Western Energy News

Work begins on largest solar array in Texas

SOLAR: Construction begins on a 266 MW solar array in west Texas — the largest utility-scale project in the state(Houston Chronicle)

ALSO:
• In key markets such as California, Nevada and Texas, extreme weather events in 2017 caused up to a 5 percent decrease in the use of solar power, a new analysis shows. (Greentech Media)
• A Texas foundation that was launched by a former oilman to support chemical research is among the groups funding new research into Perovskite solar cells. (CleanTechnica)
• Utah and Colorado are among states expected to see accelerated growth in solar development this year. (Bloomberg)

WIND:
• The head of an Oklahoma winder power group flatly rejects a state senator’s allegation the industry is spying on him in retaliation for his opposition to wind energy subsidies. (Associated Press)
• Striving to have all of its electricity come from renewable energy sources by 2025, Nike signs an agreement to purchase 86 megawatts of power from a wind farm in Texas. (CNBC)
• A new federal law pushed by an Oklahoma Republican will give the military more oversight of wind turbine siting. (Norman Transcript)

COAL:
• Attorneys question the validity of a health study that influenced the city of Oakland’s ban on coal shipments from Utah during the first week of a federal trial. (Salt Lake Tribune)
• The EPA is considering allowing states to regulate the handling and disposal of coal ash waste, a responsibility that Oklahoma has already taken on with questionable results. (ThinkProgress)

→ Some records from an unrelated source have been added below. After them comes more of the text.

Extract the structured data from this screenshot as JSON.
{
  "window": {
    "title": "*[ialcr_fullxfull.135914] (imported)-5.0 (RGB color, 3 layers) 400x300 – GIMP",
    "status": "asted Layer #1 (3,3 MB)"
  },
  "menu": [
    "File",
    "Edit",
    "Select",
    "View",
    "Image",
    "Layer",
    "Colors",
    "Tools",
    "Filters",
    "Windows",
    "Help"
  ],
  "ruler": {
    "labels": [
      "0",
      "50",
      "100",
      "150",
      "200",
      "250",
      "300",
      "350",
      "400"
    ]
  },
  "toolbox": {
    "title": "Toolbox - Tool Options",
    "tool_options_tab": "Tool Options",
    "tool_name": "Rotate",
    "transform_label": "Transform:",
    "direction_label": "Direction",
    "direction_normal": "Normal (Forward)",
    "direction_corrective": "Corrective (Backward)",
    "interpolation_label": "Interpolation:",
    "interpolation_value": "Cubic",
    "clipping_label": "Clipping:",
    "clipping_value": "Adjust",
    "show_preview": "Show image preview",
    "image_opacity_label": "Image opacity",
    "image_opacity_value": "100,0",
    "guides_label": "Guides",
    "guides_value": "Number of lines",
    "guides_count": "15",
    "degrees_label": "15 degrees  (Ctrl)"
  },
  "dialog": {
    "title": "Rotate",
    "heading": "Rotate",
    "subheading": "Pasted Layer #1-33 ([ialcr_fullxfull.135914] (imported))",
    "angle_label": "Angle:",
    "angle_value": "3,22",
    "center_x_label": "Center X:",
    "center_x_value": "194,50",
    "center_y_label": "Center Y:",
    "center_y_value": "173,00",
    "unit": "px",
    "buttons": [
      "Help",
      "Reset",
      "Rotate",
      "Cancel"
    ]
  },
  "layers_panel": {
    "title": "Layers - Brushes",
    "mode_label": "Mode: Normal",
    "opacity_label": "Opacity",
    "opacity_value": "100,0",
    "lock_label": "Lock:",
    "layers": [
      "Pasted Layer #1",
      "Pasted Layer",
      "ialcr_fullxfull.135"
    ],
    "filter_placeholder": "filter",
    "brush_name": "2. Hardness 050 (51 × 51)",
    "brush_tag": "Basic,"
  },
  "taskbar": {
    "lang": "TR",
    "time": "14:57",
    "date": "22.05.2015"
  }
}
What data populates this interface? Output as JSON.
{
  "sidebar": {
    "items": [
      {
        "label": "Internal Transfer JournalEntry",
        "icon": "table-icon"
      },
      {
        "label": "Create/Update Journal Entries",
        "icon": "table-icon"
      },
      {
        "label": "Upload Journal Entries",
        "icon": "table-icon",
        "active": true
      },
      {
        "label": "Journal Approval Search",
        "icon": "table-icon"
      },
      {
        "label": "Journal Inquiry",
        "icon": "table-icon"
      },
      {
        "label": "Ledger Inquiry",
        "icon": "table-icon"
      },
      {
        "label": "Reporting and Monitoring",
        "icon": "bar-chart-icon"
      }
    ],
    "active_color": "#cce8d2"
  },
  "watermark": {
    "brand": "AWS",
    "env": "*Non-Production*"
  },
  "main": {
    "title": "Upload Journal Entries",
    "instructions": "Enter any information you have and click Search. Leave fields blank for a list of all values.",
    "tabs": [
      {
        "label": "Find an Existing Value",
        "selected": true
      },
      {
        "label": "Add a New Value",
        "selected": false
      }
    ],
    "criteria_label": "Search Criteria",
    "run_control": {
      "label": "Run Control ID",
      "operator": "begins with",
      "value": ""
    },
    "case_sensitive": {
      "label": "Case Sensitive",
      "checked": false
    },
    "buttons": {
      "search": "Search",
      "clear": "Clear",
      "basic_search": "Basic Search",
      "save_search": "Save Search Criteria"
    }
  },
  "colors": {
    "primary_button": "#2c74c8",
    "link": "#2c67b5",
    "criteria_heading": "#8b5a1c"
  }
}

OIL AND GAS:
• The growth of frac sand mining in Texas has fuel competition with Wisconsin miners. (Associated Press)
• Utah Sens. Mike Lee and Orrin Hatch are among five senators backing a legislative proposal to shift responsibility of managing oil and gas development on public lands to states. (Deseret News)

POLICY:
• A bill to fund the Colorado Energy Office is winding through the state legislature, giving its supporters hope the agency might finally find bipartisan support for its mission. (Grand Junction Sentinel)
• Saying “The government is not your sugar daddy, no matter how hard the wind industry may wish,” an Oklahoma legislator filed a bill this week that seeks to abolish tax credits for renewable energy sources. (Norman Transcript)

NUCLEAR: Two Colorado uranium companies are among those asking the Trump administration for help in warding off the threat of imported uranium products from foreign countries. (Denver Business Journal)

TECHNOLOGY: An Indian company that uses solar energy, batteries and rice husks converted to biofuels to power remote villages in Asia and Africa is moving its headquarters to Colorado. (Denver Post)

COMMENTARY: A former Texas utility regulator says the conservative energy movement should focus on promoting competition rather than “subsidizing the past.” (National Review)

Comments are closed.